TAIPEI, Taiwan, The China Post Staff and Agencies
The 2004 Athens Olympic Games organizing committee has declared August 26 as “Chinese Taipei Day” after two Taiwan athletes won gold medals in taekwondo events on the same day. Top national leaders joined people on the island to congratulate the two outstanding athletes. Chen Shih-hsin, 26, defeated Cuba’s Yanelis Yuliet Labrada Diaz Thursday in the final of the women’s under 49 kilogram taekwondo division to win Taiwan’s first-ever Olympic gold medal in 72 years.
Shortly afterwards, Chu Mu-yen, a 22-year-old male student, grabbed gold in the men’s under 58 kilogram division by defeating Mexican Oscar Francisco Salazar Blanco.
It marked the first time that any country has ever won two gold medals on a single day in taekwondo since it became an official Olympic event 12 years ago. The Athens Olympic Games organizing committee thus designated August 26 as “Chinese Taipei Day” in honor of athletes from Taiwan. Due to pressure from Beijing, Taiwan has been forced to use “Chinese Taipei” as its Olympic team name instead of its formal national title of “Republic of China.”
Taiwan also has to use a specially designed team flag accompanied with the “National Flag Song” rather than the national flag and national anthem. When the Chinese Taipei team flag was hoisted at the taekwondo competition venue, most Taiwan delegates and cheerleaders attending the Olympic Games were moved to tears, with many embracing each other to share their excitement and happiness.
President Chen Shui-bian was among the countless people in Taiwan who stayed up late Thursday night to watch the live TV telecast of the competition and share the honor when Chen and Chu were presented with the gold medals, the team song was played, and the flag raised. Chen said he was almost moved to tears. He expressed the hope that the double victories will help offset the bad luck faced by Taiwan people with the double onslaught of typhoons in recent weeks.
In his congratulatory messages sent to Chen and Chu, President Chen said he was delighted to learn that both of them won gold medals in their respective competitions at the Olympic Games. He congratulated the two for their outstanding performances and achievements that not only filled the entire nation with cheer, but also raised their own reputations in the world.
Other national leaders who sent congratulatory messages included Vice President Annette Lu and Premier Yu Shyi-kun. Some observers claimed that an appeal for “fair play” by referees by Wu Ching-kuo, an International Olympic Committee (IOC) member from Taiwan, partially contributed to the nation’s winning of the unprecedented two gold medals in taekwondo. The fighters’ superb techniques and grit were the prime factors that earned them their gold medals, said observers from Taiwan attending the games to support the Chinese Taipei athletes.
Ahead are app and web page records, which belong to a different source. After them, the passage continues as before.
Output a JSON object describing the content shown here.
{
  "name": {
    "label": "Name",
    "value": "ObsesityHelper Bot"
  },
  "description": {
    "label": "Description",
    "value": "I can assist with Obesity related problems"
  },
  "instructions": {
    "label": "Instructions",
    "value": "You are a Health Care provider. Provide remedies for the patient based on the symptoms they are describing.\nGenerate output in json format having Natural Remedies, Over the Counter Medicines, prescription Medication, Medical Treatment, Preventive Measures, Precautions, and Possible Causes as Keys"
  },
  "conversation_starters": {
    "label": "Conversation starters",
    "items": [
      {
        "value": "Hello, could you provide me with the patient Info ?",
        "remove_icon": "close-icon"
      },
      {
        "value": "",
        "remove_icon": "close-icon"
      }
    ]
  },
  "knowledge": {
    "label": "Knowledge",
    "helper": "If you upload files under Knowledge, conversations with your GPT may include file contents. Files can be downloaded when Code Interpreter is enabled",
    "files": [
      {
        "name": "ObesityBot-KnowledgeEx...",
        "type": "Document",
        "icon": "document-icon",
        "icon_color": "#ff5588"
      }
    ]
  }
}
But they also believe that Wu’s strong appeals with IOC Chairman Jacques Rogge and newly elected World Taekwondo Federation President Chung Won Choue to ensure “fair play” from the referees, also played a part in the fighters’ romps to victory.
Developed in ancient Korea as a defensive martial art, Olympic taekwondo has been marred by disputes over biased refereeing in favor of Korean fighters, a controversy that culminated at the Sydney Olympics.
However, Thursday’s flyweight contests did not feature any competitors from South Korea, who grabbed four of the eight gold medals in Sydney.
Wu, also a member of the coordination commission for the 2008 Olympic Games in Beijing, met with Rogge earlier this month over widespread allegations that the results and winners of the 2004 Olympic taekwondo competitions had been decided before a kick had even been aimed.
Wu told Rogge that against this backdrop, the principle of “fair play” should be observed during the taekwondo event. Rogge agreed with Wu’s argument and appointed him as one of three supervisors overseeing the contests.
Wu had also met with Choue in Athens several days ago and expressed his concern about the game-fixing rumors, whereupon Choue promised that the 2004 Games would be fair.
Not completely reassured, Wu announced publicly prior to the beginning of the flyweight division competition Thursday that he would suggest that taekwondo be dropped from the 2008 Olympics if there was evidence of unfairness or controversy over scoring and judging decisions at the Athens games.
In Taipei, several hundreds of enthusiastic sports afficianados thronged the Chiang Kai-shek International Airport to give a warm welcome home to Taiwan athletes on the baseball, softball, badminton, and table tennis teams, though the flight was delayed more than two hours in the afternoon. The back-to-back gold medals lifted Taiwan’s Olympic ranking in terms of medals to the 29th place from the 58th spot when two medals — one silver and one bronze — was awarded earlier. With two golds, one silver, and one bronze, Taiwan now took the fourth place among all Asian nations, after China, Japan, and South Korea.